easy that would be to make and affordable. I’ve been making Cuban food for everyone for the last 2 years anyways for fun. My name is Orlando Vega and I’m the founder and co-owner of Congresso Cubano in New Orleans.
So my family is Cuban but they were, they left Cuba or exiled or whatever word you
wanna use. They, they went through Spain. I was never allowed to go to Cuba as a child, but I, I spent a lot of my childhood in Spain.
I think when I first started I was really inspired by the historic Cuba-New Orleans
connection. I really love history. And I, that really inspired me and I dove into the
history of Cubans in New Orleans and so on. I’m not sure that it inspired the food
So, without a job, I just jumped into some pop-ups just to show people what the food was all about and I never stopped.
One Saturday we sold some sandwiches outside of the Marigny opera house and I think the next Sunday I was making croquetas out of the trunk of my car at Solo Espresso and then we got asked to do Pal’s for like 2 to 3 months and then we got given out of no where the kitchen at Hi Ho.
Our customers come from everywhere. There are people that now just recently went to Cuba and come back here and you know tell me how much they love it or how much they love ours more or give us tips or how much how much it compares. We have newcomers all the time that don’t know what Cuba’s about.
That’s one of the great things about the pop-up scene um you can put yourself in front of new people that would never you know go out of their way to find you on Yelp and live across the city and all of a sudden you’re at their favorite whiskey bar or their favorite movie theater and, and they’re down for it and you get to convert somebody. So we have clients from everywhere. We keep getting catering gigs and we’re lucky for that and we love doing it and it gives us a lot of flexibility on our menus so its nothing we’re in a rush to get out of and we really love.
But the sky’s, the sky’s the limit we’re just waiting for the right opportunity.”
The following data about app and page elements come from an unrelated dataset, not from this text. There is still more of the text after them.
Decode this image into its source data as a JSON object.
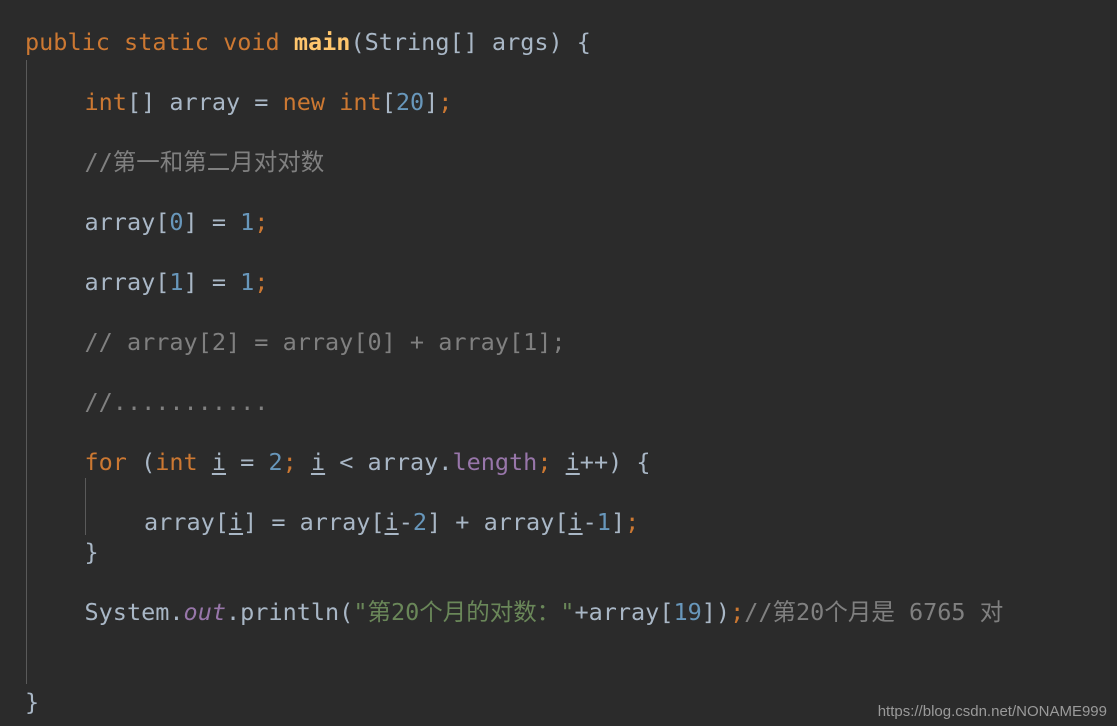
{
  "editor": {
    "theme_name": "Darcula",
    "language": "Java",
    "background_color": "#2b2b2b",
    "default_text_color": "#a9b7c6",
    "keyword_color": "#cc7832",
    "number_color": "#6897bb",
    "string_color": "#6a8759",
    "comment_color": "#808080",
    "method_color": "#ffc66d",
    "field_color": "#9876aa",
    "indent_guide_color": "#5a5a5a"
  },
  "code": {
    "lines": [
      {
        "index": 0,
        "indent": 0,
        "text": "public static void main(String[] args) {",
        "tokens": [
          {
            "t": "public",
            "c": "kw"
          },
          {
            "t": " ",
            "c": "plain"
          },
          {
            "t": "static",
            "c": "kw"
          },
          {
            "t": " ",
            "c": "plain"
          },
          {
            "t": "void",
            "c": "kw"
          },
          {
            "t": " ",
            "c": "plain"
          },
          {
            "t": "main",
            "c": "method"
          },
          {
            "t": "(String[] args) {",
            "c": "plain"
          }
        ]
      },
      {
        "index": 1,
        "indent": 1,
        "text": "int[] array = new int[20];",
        "tokens": [
          {
            "t": "int",
            "c": "kw"
          },
          {
            "t": "[] array = ",
            "c": "plain"
          },
          {
            "t": "new",
            "c": "kw"
          },
          {
            "t": " ",
            "c": "plain"
          },
          {
            "t": "int",
            "c": "kw"
          },
          {
            "t": "[",
            "c": "plain"
          },
          {
            "t": "20",
            "c": "num"
          },
          {
            "t": "]",
            "c": "plain"
          },
          {
            "t": ";",
            "c": "semi"
          }
        ]
      },
      {
        "index": 2,
        "indent": 1,
        "text": "//第一和第二月对对数",
        "tokens": [
          {
            "t": "//第一和第二月对对数",
            "c": "cmt"
          }
        ]
      },
      {
        "index": 3,
        "indent": 1,
        "text": "array[0] = 1;",
        "tokens": [
          {
            "t": "array[",
            "c": "plain"
          },
          {
            "t": "0",
            "c": "num"
          },
          {
            "t": "] = ",
            "c": "plain"
          },
          {
            "t": "1",
            "c": "num"
          },
          {
            "t": ";",
            "c": "semi"
          }
        ]
      },
      {
        "index": 4,
        "indent": 1,
        "text": "array[1] = 1;",
        "tokens": [
          {
            "t": "array[",
            "c": "plain"
          },
          {
            "t": "1",
            "c": "num"
          },
          {
            "t": "] = ",
            "c": "plain"
          },
          {
            "t": "1",
            "c": "num"
          },
          {
            "t": ";",
            "c": "semi"
          }
        ]
      },
      {
        "index": 5,
        "indent": 1,
        "text": "// array[2] = array[0] + array[1];",
        "tokens": [
          {
            "t": "// array[2] = array[0] + array[1];",
            "c": "cmt"
          }
        ]
      },
      {
        "index": 6,
        "indent": 1,
        "text": "//...........",
        "tokens": [
          {
            "t": "//...........",
            "c": "cmt"
          }
        ]
      },
      {
        "index": 7,
        "indent": 1,
        "text": "for (int i = 2; i < array.length; i++) {",
        "tokens": [
          {
            "t": "for",
            "c": "kw"
          },
          {
            "t": " (",
            "c": "plain"
          },
          {
            "t": "int",
            "c": "kw"
          },
          {
            "t": " ",
            "c": "plain"
          },
          {
            "t": "i",
            "c": "localvar"
          },
          {
            "t": " = ",
            "c": "plain"
          },
          {
            "t": "2",
            "c": "num"
          },
          {
            "t": ";",
            "c": "semi"
          },
          {
            "t": " ",
            "c": "plain"
          },
          {
            "t": "i",
            "c": "localvar"
          },
          {
            "t": " < array.",
            "c": "plain"
          },
          {
            "t": "length",
            "c": "prop"
          },
          {
            "t": ";",
            "c": "semi"
          },
          {
            "t": " ",
            "c": "plain"
          },
          {
            "t": "i",
            "c": "localvar"
          },
          {
            "t": "++) {",
            "c": "plain"
          }
        ]
      },
      {
        "index": 8,
        "indent": 2,
        "text": "array[i] = array[i-2] + array[i-1];",
        "tokens": [
          {
            "t": "array[",
            "c": "plain"
          },
          {
            "t": "i",
            "c": "localvar"
          },
          {
            "t": "] = array[",
            "c": "plain"
          },
          {
            "t": "i",
            "c": "localvar"
          },
          {
            "t": "-",
            "c": "plain"
          },
          {
            "t": "2",
            "c": "num"
          },
          {
            "t": "] + array[",
            "c": "plain"
          },
          {
            "t": "i",
            "c": "localvar"
          },
          {
            "t": "-",
            "c": "plain"
          },
          {
            "t": "1",
            "c": "num"
          },
          {
            "t": "]",
            "c": "plain"
          },
          {
            "t": ";",
            "c": "semi"
          }
        ]
      },
      {
        "index": 9,
        "indent": 1,
        "text": "}",
        "tokens": [
          {
            "t": "}",
            "c": "plain"
          }
        ]
      },
      {
        "index": 10,
        "indent": 1,
        "text": "System.out.println(\"第20个月的对数：\"+array[19]);//第20个月是 6765 对",
        "tokens": [
          {
            "t": "System.",
            "c": "plain"
          },
          {
            "t": "out",
            "c": "field"
          },
          {
            "t": ".println(",
            "c": "plain"
          },
          {
            "t": "\"第20个月的对数：\"",
            "c": "str"
          },
          {
            "t": "+array[",
            "c": "plain"
          },
          {
            "t": "19",
            "c": "num"
          },
          {
            "t": "])",
            "c": "plain"
          },
          {
            "t": ";",
            "c": "semi"
          },
          {
            "t": "//第20个月是 6765 对",
            "c": "cmt"
          }
        ]
      },
      {
        "index": 11,
        "indent": 0,
        "text": "}",
        "tokens": [
          {
            "t": "}",
            "c": "plain"
          }
        ]
      }
    ]
  },
  "watermark": {
    "text": "https://blog.csdn.net/NONAME999"
  }
}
Special thanks to the Tulane University Stone Center for Latin American Studies, the New Orleans Center for the Gulf South, and the Tulane University Center for Public Service for their assistance and support of this project.